Since the early days of Donald Trump’s presidency, the Jewish refugee aid organization HIAS has emerged as a major voice opposing the administration’s crackdown on immigrants.
Now, a last-minute funding cut from the umbrella group for Jewish federations nationwide could mean a reduction in those efforts, and in the efforts of eight other leading Jewish organizations that had been expecting grants from the same funding pool.
In a memo distributed Tuesday, the Jewish Federations of North America announced that it was shuttering a three-decade-old program that pools funds from local federations to support a handful of national Jewish agencies. The announcement came just three months before the agencies expected to receive their annual allocations.
“We were counting on that funding for June,” said Mark Hetfield, HIAS’s president and CEO. “And now we’re going to have to ask individual federations for support. And that’s obviously going to take away resources, and make us spend more of our resources asking for money rather than carrying out our mission.”

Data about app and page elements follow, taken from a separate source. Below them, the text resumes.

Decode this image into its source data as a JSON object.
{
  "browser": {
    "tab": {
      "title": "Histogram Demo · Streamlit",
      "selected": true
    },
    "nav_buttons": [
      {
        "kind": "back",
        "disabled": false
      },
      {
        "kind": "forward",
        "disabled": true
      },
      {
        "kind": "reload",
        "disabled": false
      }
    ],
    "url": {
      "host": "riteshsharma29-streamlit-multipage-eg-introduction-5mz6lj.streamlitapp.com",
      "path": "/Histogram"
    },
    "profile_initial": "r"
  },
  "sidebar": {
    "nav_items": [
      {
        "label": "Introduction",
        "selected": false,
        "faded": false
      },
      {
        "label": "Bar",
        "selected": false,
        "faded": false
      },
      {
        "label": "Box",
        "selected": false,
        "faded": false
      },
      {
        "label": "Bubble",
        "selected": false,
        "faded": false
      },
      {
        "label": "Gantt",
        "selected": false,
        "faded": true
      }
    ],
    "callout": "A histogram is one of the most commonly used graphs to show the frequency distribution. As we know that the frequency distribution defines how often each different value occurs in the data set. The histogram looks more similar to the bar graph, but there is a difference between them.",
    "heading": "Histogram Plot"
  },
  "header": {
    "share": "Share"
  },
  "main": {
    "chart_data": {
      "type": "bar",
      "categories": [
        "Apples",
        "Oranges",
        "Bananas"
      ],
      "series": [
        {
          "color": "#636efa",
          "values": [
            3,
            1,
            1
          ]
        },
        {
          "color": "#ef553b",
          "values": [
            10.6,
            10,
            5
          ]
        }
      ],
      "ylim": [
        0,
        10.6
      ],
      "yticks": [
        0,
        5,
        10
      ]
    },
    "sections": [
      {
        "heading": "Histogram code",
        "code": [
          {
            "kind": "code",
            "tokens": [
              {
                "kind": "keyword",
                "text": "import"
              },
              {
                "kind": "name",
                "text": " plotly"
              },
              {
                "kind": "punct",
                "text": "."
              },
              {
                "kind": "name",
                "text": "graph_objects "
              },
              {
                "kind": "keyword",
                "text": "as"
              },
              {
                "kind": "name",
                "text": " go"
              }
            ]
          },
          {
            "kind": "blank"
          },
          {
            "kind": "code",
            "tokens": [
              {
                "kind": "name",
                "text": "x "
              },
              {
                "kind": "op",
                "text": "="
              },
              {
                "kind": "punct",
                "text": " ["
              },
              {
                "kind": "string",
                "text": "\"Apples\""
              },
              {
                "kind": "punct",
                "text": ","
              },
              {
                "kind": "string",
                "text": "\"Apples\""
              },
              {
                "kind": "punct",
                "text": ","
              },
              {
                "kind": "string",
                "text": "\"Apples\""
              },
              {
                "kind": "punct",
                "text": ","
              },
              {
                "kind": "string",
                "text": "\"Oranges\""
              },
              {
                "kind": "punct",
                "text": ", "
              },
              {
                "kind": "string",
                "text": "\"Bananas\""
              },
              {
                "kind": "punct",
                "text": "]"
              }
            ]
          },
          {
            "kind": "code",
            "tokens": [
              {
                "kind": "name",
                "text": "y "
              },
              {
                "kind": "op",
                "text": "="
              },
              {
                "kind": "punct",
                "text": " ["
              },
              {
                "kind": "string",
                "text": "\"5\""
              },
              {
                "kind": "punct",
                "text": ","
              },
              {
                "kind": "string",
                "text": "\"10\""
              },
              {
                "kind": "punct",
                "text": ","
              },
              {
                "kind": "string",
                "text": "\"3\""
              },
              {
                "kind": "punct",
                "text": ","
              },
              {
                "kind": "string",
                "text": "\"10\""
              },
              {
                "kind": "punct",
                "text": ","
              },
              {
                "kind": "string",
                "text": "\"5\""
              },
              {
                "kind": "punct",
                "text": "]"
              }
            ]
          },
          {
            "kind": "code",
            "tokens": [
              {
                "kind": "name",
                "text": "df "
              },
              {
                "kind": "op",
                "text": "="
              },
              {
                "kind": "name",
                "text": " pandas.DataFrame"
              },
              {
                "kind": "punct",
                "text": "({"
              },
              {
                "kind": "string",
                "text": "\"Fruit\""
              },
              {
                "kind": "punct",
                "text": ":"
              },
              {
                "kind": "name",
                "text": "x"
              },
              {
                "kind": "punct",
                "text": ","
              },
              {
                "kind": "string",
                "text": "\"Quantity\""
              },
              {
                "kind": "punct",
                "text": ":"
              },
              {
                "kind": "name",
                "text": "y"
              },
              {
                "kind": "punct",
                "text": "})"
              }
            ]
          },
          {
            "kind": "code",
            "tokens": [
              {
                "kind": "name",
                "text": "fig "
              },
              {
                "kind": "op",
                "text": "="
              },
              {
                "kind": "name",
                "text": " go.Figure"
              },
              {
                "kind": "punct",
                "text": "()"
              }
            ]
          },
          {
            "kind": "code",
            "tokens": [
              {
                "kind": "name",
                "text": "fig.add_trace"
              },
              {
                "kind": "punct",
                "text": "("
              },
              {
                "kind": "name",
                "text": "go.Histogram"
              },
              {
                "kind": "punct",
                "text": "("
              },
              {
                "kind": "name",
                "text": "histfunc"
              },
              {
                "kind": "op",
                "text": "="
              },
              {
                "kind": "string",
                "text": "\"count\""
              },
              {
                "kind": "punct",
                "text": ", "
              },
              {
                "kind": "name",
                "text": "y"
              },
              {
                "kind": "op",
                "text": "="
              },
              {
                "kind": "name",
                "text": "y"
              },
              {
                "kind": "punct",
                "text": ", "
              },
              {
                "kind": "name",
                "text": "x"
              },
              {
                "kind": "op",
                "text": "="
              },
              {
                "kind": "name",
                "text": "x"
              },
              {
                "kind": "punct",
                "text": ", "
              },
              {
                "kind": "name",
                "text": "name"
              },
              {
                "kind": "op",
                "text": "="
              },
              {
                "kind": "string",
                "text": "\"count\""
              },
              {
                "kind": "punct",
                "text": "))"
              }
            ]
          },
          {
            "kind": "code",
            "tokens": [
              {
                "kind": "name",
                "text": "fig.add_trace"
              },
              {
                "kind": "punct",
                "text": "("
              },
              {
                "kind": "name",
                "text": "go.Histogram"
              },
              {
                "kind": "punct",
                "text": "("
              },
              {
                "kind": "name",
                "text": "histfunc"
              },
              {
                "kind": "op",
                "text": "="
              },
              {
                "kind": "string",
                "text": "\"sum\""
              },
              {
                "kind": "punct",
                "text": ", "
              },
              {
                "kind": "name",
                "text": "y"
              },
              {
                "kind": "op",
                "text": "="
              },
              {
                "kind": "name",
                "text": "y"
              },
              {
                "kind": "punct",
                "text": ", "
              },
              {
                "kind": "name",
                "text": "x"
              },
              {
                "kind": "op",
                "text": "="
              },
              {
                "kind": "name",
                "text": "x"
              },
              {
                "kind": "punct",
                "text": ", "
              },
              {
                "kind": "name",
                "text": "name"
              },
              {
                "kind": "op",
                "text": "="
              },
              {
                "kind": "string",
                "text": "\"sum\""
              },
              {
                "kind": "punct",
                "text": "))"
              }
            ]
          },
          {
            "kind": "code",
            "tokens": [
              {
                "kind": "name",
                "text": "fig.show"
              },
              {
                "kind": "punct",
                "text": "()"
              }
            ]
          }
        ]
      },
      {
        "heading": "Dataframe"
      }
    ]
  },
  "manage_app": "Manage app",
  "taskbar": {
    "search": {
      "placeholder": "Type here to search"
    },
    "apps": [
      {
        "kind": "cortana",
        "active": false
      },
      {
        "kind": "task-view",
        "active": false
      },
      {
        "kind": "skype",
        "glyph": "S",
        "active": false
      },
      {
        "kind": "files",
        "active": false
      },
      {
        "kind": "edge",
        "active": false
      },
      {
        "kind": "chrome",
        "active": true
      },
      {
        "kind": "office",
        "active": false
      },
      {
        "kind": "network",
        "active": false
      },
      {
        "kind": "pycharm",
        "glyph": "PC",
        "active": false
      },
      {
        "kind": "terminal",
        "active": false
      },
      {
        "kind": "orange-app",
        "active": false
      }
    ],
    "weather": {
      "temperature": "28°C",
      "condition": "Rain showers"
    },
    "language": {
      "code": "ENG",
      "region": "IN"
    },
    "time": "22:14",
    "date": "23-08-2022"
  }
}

The discontinuation of the program, called the National Federation/Agency Alliance, comes amid a broader breakdown of the joint fundraising model on which the federation system was built. As wealthy donors demand more control over their donations, local federations are less willing to hand over funding decisions to a national body. The resulting disorder can be a drain on the resources of charities seeking funds.
EXCLUSIVE: Charities Left In Lurch As Federations Abruptly End Funding Program
Donors “are not really interested in having organizations make their philanthropic decisions for them,” Hetfield said. “It certainly is a bad sign for collective action.”
As of 2016, the Alliance distributed $4 million a year to nine national groups, most of which had historic ties to the federation system. While some, like HIAS, counted on the Alliance for only a tiny proportion of their budgets, others relied heavily on the money. The Jewish Council for Public Affairs, another recipient, received 15% of its total revenue from the Alliance.
The Alliance’s grants were particularly valuable because they were unrestricted, which meant they could be used however the recipient organization deemed necessary. Unrestricted grants are rare, and HIAS, which is largely funded by government grants that are earmarked for specific programs, was able to use the Alliance money for synagogue outreach and advocacy work.
Other Alliance recipients included Hillel International, the American Jewish World Service, BBYO and 70 Faces Media, which publishes the Jewish Telegraphic Agency. Nearly 30 local federations contributed to the pool.
The writing has been on the wall at the Alliance since at least 2016, when UJA-Federation of New York, the largest member of JFNA, announced it would stop contributing to the pool in 2017. JFNA appears to have determined that it could not continue the program without the New York federation.
In the memo announcing the cuts, JFNA leaders said that efforts to save the Alliance had failed. “The pool of funding available continues to erode as more individual communities seek to manage their own decisions,” the letter read. The JFNA leaders acknowledged that the news was coming late in the funding cycle. “While Federation communities continue to respect and value your work, our historical model is no longer sustainable. We are committed to facilitating an easy transition to your working directly with individual communities.”
Mark Gurvis, executive vice president of JFNA, did not respond to an inquiry from the Forward about why the announcement was made only three months before the checks were due. JFNA said in a statement to the Forward that “local Federations want to manage their own decisions about which national agencies they will support,” and as such the Alliance was being “discontinued.”
Members of the Alliance had already been counting on the grants as part of their 2018 budgets. Now, they will need to seek funding from each of the Alliance’s members to try to meet the expected amounts. JFNA said it would facilitate a “joint review process,” though the funding decisions would be up to each individual federation. JFNA did not respond to a question about whether the local federations had committed to any specific funding level.
“Obviously we are troubled by the breakdown in the collective funding system, but we choose to look at this as an opportunity to deepen our ties with individual federations,” said David Bernstein, president and CEO of JCPA.
But Hetfield said that the value of the Alliance was greater than the grants, which for his organization were just over $100,000 per year. Hetfield said that membership in the Alliance acted as a sort of seal of approval from JFNA that helped them raise money from other funders. “Now we can no longer say that,” he said. “There’s no longer a system that gives us support. That’s harmful, too.”
Josh Nathan-Kazis is a staff writer for the Forward. He covers charities and politics, and writes investigations and longform.
Jewish Charities Left In Lurch As Funding Pool Closes